Task item
Each line must appear in the answer exactly as it does in the data.

Raw data

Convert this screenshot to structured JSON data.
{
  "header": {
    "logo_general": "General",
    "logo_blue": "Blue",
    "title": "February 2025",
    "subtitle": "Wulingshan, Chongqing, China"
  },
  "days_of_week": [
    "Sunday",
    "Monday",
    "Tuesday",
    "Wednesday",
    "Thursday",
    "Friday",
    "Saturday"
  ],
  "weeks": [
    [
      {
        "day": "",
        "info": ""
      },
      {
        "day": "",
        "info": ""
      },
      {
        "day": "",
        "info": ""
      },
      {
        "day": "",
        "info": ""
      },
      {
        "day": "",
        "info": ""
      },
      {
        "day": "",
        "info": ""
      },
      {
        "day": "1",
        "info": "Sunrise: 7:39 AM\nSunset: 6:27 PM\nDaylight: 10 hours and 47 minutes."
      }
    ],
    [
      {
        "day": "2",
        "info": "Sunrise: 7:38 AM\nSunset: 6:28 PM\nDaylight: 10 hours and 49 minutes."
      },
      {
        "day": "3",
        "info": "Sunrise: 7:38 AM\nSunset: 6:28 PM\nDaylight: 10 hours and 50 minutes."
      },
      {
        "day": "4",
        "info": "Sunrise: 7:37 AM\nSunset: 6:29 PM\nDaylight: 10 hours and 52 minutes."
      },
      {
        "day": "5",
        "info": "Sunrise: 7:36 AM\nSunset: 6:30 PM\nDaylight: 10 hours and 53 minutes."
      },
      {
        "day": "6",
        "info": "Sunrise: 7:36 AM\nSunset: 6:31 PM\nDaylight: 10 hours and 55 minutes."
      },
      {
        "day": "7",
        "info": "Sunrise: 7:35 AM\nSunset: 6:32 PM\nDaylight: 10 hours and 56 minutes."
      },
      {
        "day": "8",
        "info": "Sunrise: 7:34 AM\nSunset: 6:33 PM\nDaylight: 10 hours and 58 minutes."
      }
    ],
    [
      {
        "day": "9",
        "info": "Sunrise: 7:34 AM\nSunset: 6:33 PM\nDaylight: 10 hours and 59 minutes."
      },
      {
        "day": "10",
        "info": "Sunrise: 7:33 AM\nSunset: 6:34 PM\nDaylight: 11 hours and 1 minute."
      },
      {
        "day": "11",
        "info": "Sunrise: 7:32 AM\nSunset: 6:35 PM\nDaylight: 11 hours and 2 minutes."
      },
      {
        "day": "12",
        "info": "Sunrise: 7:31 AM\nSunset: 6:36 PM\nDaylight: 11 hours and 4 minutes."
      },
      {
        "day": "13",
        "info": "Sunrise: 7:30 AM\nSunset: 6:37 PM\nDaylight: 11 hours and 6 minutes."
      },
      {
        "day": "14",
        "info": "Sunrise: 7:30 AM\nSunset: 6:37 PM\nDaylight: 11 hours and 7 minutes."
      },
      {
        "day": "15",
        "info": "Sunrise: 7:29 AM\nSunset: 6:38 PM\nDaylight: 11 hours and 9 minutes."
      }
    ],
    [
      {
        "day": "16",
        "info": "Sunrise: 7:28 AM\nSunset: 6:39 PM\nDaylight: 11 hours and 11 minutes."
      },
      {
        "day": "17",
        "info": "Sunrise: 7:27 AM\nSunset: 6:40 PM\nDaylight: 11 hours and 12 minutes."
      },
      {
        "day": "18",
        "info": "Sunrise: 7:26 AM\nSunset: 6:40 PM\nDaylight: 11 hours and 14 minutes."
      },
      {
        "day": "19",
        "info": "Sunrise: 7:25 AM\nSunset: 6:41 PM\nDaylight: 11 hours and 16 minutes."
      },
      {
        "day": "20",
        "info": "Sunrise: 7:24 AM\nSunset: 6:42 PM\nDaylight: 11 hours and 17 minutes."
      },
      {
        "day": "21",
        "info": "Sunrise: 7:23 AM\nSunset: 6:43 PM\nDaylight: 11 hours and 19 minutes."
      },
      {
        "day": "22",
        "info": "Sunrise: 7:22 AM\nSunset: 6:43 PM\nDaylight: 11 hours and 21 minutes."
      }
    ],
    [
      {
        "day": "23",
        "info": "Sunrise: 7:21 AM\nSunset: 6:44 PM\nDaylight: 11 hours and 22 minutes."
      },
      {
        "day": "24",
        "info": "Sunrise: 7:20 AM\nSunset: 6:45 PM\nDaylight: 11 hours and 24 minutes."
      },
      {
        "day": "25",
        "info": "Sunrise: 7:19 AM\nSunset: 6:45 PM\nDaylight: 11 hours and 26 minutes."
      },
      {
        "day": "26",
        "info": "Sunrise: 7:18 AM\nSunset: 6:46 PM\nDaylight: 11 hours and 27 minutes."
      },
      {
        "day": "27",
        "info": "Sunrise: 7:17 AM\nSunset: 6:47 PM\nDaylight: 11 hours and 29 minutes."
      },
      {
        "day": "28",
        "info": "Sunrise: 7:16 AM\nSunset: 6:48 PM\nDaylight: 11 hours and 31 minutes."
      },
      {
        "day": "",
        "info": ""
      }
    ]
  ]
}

Written solution
Convert this screenshot to structured JSON data.
{
  "header": {
    "logo_general": "General",
    "logo_blue": "Blue",
    "title": "February 2025",
    "subtitle": "Wulingshan, Chongqing, China"
  },
  "days_of_week": [
    "Sunday",
    "Monday",
    "Tuesday",
    "Wednesday",
    "Thursday",
    "Friday",
    "Saturday"
  ],
  "weeks": [
    [
      {
        "day": "",
        "info": ""
      },
      {
        "day": "",
        "info": ""
      },
      {
        "day": "",
        "info": ""
      },
      {
        "day": "",
        "info": ""
      },
      {
        "day": "",
        "info": ""
      },
      {
        "day": "",
        "info": ""
      },
      {
        "day": "1",
        "info": "Sunrise: 7:39 AM\nSunset: 6:27 PM\nDaylight: 10 hours and 47 minutes."
      }
    ],
    [
      {
        "day": "2",
        "info": "Sunrise: 7:38 AM\nSunset: 6:28 PM\nDaylight: 10 hours and 49 minutes."
      },
      {
        "day": "3",
        "info": "Sunrise: 7:38 AM\nSunset: 6:28 PM\nDaylight: 10 hours and 50 minutes."
      },
      {
        "day": "4",
        "info": "Sunrise: 7:37 AM\nSunset: 6:29 PM\nDaylight: 10 hours and 52 minutes."
      },
      {
        "day": "5",
        "info": "Sunrise: 7:36 AM\nSunset: 6:30 PM\nDaylight: 10 hours and 53 minutes."
      },
      {
        "day": "6",
        "info": "Sunrise: 7:36 AM\nSunset: 6:31 PM\nDaylight: 10 hours and 55 minutes."
      },
      {
        "day": "7",
        "info": "Sunrise: 7:35 AM\nSunset: 6:32 PM\nDaylight: 10 hours and 56 minutes."
      },
      {
        "day": "8",
        "info": "Sunrise: 7:34 AM\nSunset: 6:33 PM\nDaylight: 10 hours and 58 minutes."
      }
    ],
    [
      {
        "day": "9",
        "info": "Sunrise: 7:34 AM\nSunset: 6:33 PM\nDaylight: 10 hours and 59 minutes."
      },
      {
        "day": "10",
        "info": "Sunrise: 7:33 AM\nSunset: 6:34 PM\nDaylight: 11 hours and 1 minute."
      },
      {
        "day": "11",
        "info": "Sunrise: 7:32 AM\nSunset: 6:35 PM\nDaylight: 11 hours and 2 minutes."
      },
      {
        "day": "12",
        "info": "Sunrise: 7:31 AM\nSunset: 6:36 PM\nDaylight: 11 hours and 4 minutes."
      },
      {
        "day": "13",
        "info": "Sunrise: 7:30 AM\nSunset: 6:37 PM\nDaylight: 11 hours and 6 minutes."
      },
      {
        "day": "14",
        "info": "Sunrise: 7:30 AM\nSunset: 6:37 PM\nDaylight: 11 hours and 7 minutes."
      },
      {
        "day": "15",
        "info": "Sunrise: 7:29 AM\nSunset: 6:38 PM\nDaylight: 11 hours and 9 minutes."
      }
    ],
    [
      {
        "day": "16",
        "info": "Sunrise: 7:28 AM\nSunset: 6:39 PM\nDaylight: 11 hours and 11 minutes."
      },
      {
        "day": "17",
        "info": "Sunrise: 7:27 AM\nSunset: 6:40 PM\nDaylight: 11 hours and 12 minutes."
      },
      {
        "day": "18",
        "info": "Sunrise: 7:26 AM\nSunset: 6:40 PM\nDaylight: 11 hours and 14 minutes."
      },
      {
        "day": "19",
        "info": "Sunrise: 7:25 AM\nSunset: 6:41 PM\nDaylight: 11 hours and 16 minutes."
      },
      {
        "day": "20",
        "info": "Sunrise: 7:24 AM\nSunset: 6:42 PM\nDaylight: 11 hours and 17 minutes."
      },
      {
        "day": "21",
        "info": "Sunrise: 7:23 AM\nSunset: 6:43 PM\nDaylight: 11 hours and 19 minutes."
      },
      {
        "day": "22",
        "info": "Sunrise: 7:22 AM\nSunset: 6:43 PM\nDaylight: 11 hours and 21 minutes."
      }
    ],
    [
      {
        "day": "23",
        "info": "Sunrise: 7:21 AM\nSunset: 6:44 PM\nDaylight: 11 hours and 22 minutes."
      },
      {
        "day": "24",
        "info": "Sunrise: 7:20 AM\nSunset: 6:45 PM\nDaylight: 11 hours and 24 minutes."
      },
      {
        "day": "25",
        "info": "Sunrise: 7:19 AM\nSunset: 6:45 PM\nDaylight: 11 hours and 26 minutes."
      },
      {
        "day": "26",
        "info": "Sunrise: 7:18 AM\nSunset: 6:46 PM\nDaylight: 11 hours and 27 minutes."
      },
      {
        "day": "27",
        "info": "Sunrise: 7:17 AM\nSunset: 6:47 PM\nDaylight: 11 hours and 29 minutes."
      },
      {
        "day": "28",
        "info": "Sunrise: 7:16 AM\nSunset: 6:48 PM\nDaylight: 11 hours and 31 minutes."
      },
      {
        "day": "",
        "info": ""
      }
    ]
  ]
}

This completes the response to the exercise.